## Work to complete
Your job is to return every line of the listing holding the string "github".

## Material for this task
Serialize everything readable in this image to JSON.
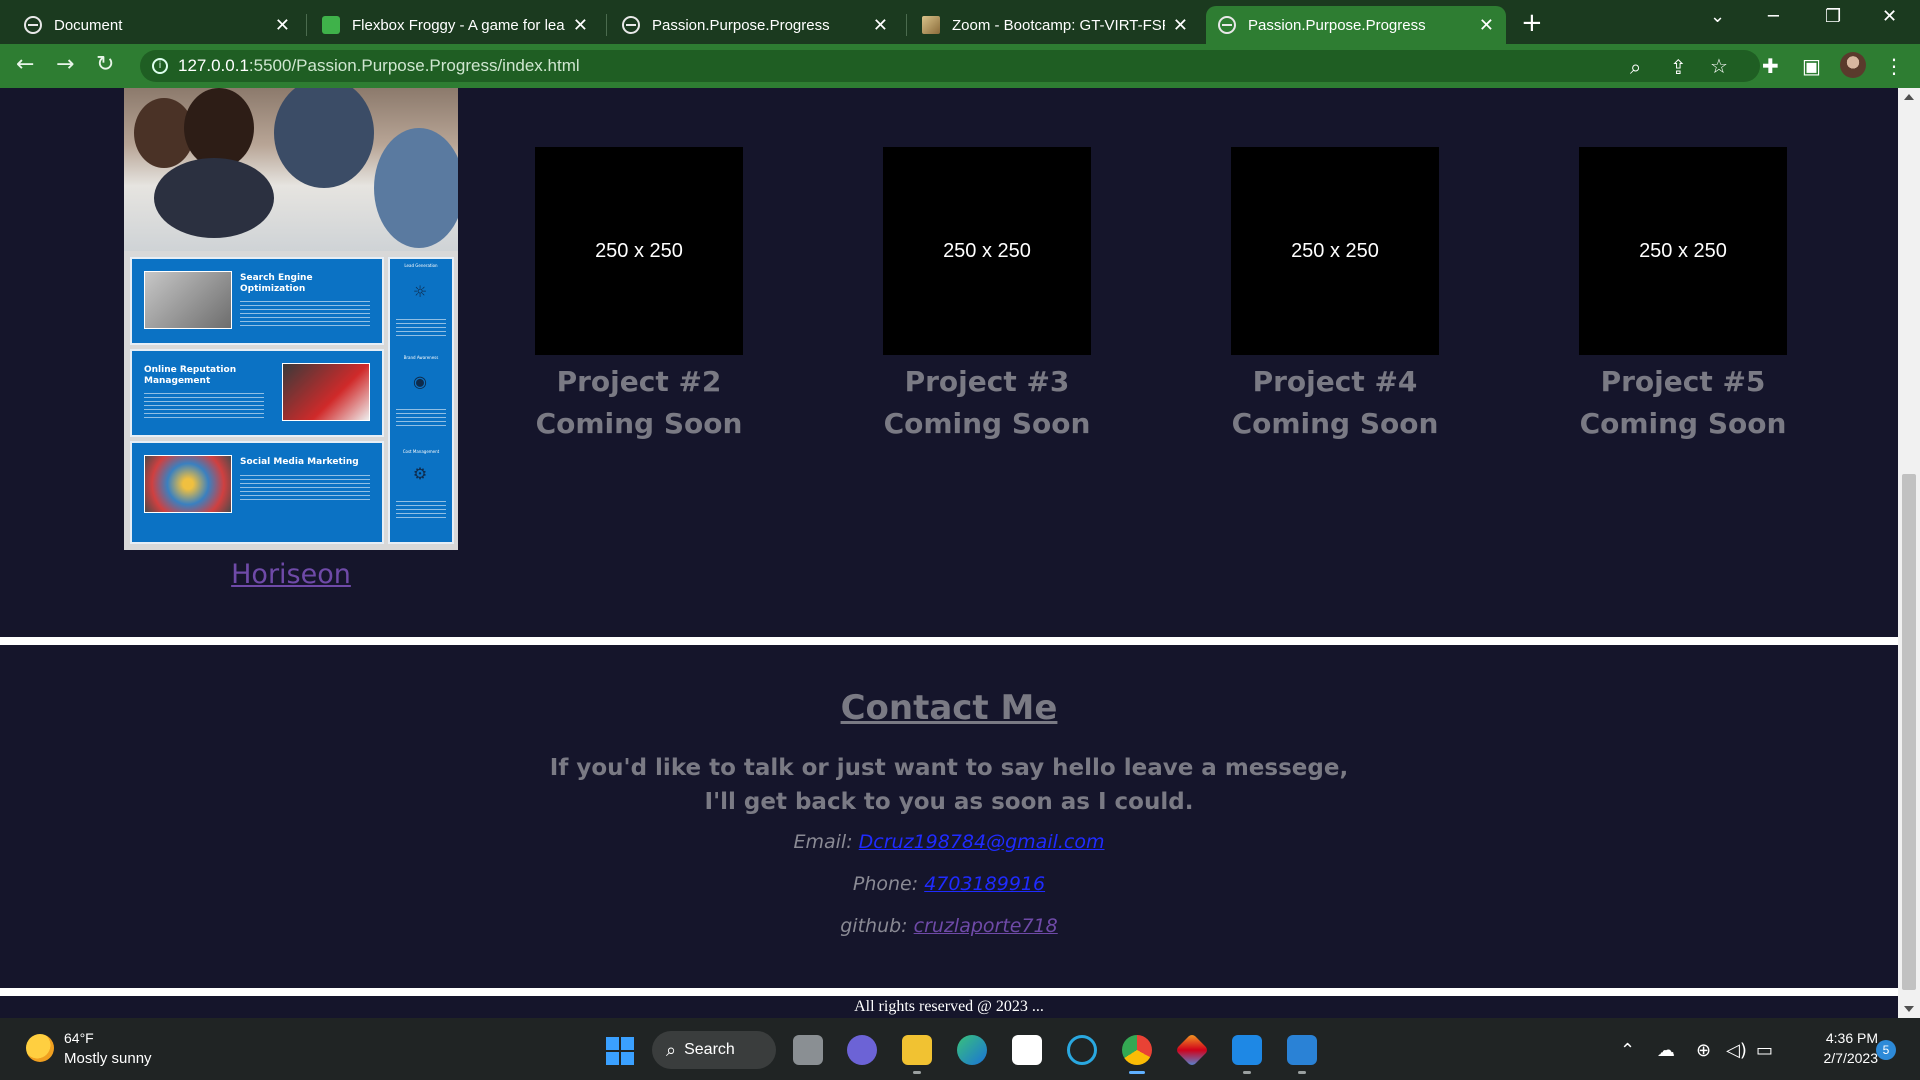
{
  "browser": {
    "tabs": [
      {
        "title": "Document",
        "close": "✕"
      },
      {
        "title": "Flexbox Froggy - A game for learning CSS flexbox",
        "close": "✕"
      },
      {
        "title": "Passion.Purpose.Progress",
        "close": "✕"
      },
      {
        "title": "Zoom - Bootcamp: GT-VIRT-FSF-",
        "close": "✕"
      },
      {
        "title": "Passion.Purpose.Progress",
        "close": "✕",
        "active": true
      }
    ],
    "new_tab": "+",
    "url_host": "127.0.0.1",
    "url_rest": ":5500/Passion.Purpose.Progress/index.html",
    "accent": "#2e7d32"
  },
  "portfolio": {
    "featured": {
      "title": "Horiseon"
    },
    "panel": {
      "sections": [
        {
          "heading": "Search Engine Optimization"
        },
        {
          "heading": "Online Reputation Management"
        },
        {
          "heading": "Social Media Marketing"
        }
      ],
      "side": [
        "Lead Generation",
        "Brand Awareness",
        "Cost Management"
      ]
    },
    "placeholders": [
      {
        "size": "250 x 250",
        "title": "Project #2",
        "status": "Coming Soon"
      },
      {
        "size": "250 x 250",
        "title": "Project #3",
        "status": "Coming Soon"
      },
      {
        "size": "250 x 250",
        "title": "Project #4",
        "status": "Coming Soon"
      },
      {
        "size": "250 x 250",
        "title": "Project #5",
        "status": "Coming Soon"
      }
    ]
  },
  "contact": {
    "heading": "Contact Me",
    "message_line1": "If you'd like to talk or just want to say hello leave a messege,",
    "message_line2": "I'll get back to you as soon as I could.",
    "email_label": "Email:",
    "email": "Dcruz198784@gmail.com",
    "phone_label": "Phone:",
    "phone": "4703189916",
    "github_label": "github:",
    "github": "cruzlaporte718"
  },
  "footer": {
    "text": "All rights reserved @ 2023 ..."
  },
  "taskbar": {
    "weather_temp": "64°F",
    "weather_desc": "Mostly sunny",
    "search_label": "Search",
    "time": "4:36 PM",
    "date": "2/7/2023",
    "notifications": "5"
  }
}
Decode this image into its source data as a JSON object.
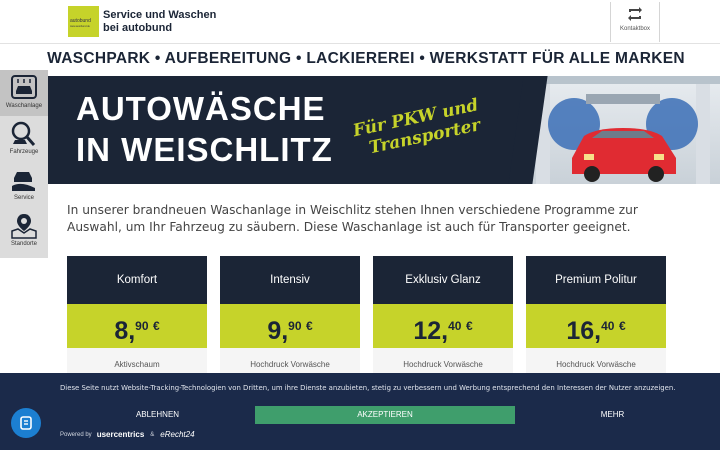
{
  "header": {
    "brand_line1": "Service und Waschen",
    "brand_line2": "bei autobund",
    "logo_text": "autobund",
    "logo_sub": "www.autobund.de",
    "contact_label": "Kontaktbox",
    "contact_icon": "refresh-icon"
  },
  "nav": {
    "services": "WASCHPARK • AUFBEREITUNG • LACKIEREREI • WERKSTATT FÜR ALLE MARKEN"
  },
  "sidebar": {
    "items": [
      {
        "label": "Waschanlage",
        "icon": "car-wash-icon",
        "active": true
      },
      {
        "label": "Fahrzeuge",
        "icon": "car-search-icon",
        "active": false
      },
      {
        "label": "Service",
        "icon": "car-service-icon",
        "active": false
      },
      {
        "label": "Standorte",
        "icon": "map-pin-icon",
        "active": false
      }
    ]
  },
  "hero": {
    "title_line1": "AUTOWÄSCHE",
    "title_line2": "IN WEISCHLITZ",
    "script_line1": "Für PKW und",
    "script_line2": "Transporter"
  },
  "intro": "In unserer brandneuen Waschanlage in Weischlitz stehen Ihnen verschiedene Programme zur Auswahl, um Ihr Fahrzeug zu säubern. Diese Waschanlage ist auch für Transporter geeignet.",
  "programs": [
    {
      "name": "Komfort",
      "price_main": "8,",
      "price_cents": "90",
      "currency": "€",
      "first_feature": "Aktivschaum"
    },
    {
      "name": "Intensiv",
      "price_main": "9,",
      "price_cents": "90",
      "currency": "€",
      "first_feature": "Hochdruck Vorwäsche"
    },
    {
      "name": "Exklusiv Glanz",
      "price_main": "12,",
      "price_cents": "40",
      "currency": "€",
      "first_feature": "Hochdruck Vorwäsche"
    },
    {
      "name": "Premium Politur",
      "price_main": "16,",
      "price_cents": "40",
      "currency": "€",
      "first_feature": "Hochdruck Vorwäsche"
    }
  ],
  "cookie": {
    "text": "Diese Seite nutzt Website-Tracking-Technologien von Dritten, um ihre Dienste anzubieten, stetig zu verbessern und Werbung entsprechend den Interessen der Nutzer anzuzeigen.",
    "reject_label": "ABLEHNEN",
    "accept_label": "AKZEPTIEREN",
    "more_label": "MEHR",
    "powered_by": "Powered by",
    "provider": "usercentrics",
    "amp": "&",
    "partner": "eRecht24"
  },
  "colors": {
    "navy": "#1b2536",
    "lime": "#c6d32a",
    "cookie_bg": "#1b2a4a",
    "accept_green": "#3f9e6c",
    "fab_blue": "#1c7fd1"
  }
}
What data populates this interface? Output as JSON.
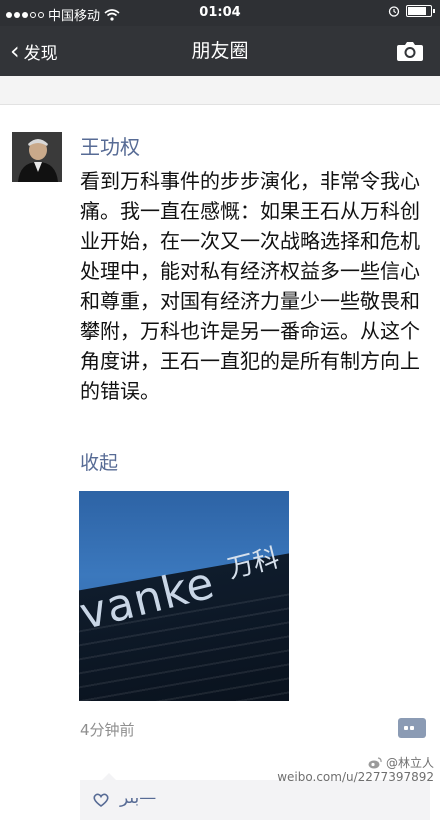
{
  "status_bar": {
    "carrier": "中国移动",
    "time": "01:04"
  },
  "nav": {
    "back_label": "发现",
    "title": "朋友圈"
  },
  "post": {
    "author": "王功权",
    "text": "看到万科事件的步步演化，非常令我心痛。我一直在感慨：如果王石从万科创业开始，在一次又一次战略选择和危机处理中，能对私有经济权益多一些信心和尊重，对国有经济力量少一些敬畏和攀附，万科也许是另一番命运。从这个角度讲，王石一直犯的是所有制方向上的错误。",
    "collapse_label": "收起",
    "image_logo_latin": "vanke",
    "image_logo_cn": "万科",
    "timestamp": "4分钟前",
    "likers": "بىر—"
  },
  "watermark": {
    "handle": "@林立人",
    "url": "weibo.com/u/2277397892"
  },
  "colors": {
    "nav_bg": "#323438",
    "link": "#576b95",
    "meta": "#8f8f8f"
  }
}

## Exercise output
    "github_label": "github:",
    "github": "cruzlaporte718"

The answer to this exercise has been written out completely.